A dark horse en­trant in­to the spinal mus­cu­lar at­ro­phy field dou­bles its val­ue on some PhII da­ta

The last four years have seen a sudden explosion in treatments for spinal muscular atrophy, a neurodegenerative condition that once led patients — often young ones — with a grim prognosis and no options. The prognosis still isn’t rosy, but now there are three FDA-approved options, enough to make the choice of one difficult.

Now a fourth potential option has entered the mix. Today, Scholar Rock announced the results from a proof-of-concept testing their SMA drug by itself and in combination with Ionis’ Spinraza, showing that all patient cohorts improved on standard scales used for measuring motor function in people with SMA.

UP­DAT­ED: Re­searchers shut­ter 2 Covid-19 stud­ies as mon­i­tors flag Eli Lil­ly an­ti­bod­ies as a flop for pneu­mo­nia, hos­pi­tal­ized pa­tients — but EUA hunt con­tin­ues

Two weeks after the safety data monitoring group advised researchers to hit the hold button on a clinical trial of Eli Lilly’s antibody bamlanivimab (LYCoV55) for patients hospitalized with Covid-19, the trial overseers are back with fresh directions to shutter the study after losing faith that the drug could help this group of patients.

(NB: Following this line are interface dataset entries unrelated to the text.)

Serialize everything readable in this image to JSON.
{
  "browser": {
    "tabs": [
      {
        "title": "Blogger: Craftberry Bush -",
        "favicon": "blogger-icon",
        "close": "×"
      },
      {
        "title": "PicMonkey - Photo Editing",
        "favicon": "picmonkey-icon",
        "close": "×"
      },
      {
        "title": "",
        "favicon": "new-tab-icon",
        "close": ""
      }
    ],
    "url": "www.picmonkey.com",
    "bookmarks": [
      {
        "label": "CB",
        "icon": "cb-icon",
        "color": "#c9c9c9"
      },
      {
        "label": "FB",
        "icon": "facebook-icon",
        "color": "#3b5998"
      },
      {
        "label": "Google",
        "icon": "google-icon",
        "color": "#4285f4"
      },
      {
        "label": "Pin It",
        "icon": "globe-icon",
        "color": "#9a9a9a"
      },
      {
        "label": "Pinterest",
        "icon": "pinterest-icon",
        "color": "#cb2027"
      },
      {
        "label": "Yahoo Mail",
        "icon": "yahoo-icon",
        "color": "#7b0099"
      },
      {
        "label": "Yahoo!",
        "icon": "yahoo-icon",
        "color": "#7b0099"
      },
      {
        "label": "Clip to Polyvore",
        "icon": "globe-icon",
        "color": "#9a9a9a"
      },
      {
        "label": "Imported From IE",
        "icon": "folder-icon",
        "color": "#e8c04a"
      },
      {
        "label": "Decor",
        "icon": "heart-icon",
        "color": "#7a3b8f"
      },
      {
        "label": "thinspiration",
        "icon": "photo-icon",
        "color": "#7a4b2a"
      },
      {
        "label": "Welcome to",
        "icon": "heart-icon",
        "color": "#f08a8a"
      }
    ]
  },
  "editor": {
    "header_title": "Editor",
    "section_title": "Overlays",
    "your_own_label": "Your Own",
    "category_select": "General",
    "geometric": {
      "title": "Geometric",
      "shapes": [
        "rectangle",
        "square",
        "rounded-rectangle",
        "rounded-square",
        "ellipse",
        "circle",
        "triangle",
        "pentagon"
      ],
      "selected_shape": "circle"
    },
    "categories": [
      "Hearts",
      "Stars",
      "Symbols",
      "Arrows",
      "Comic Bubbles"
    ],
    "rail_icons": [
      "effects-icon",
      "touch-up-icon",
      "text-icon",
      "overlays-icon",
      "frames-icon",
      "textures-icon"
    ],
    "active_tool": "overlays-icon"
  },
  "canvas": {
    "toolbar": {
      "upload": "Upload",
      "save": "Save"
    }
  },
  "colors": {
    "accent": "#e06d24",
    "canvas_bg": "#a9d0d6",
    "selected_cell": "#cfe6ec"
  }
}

The monitors concluded, however, that there were no safety issues involved, which will likely encourage continued belief that Lilly can still nail down an emergency marketing application for less-sick patients.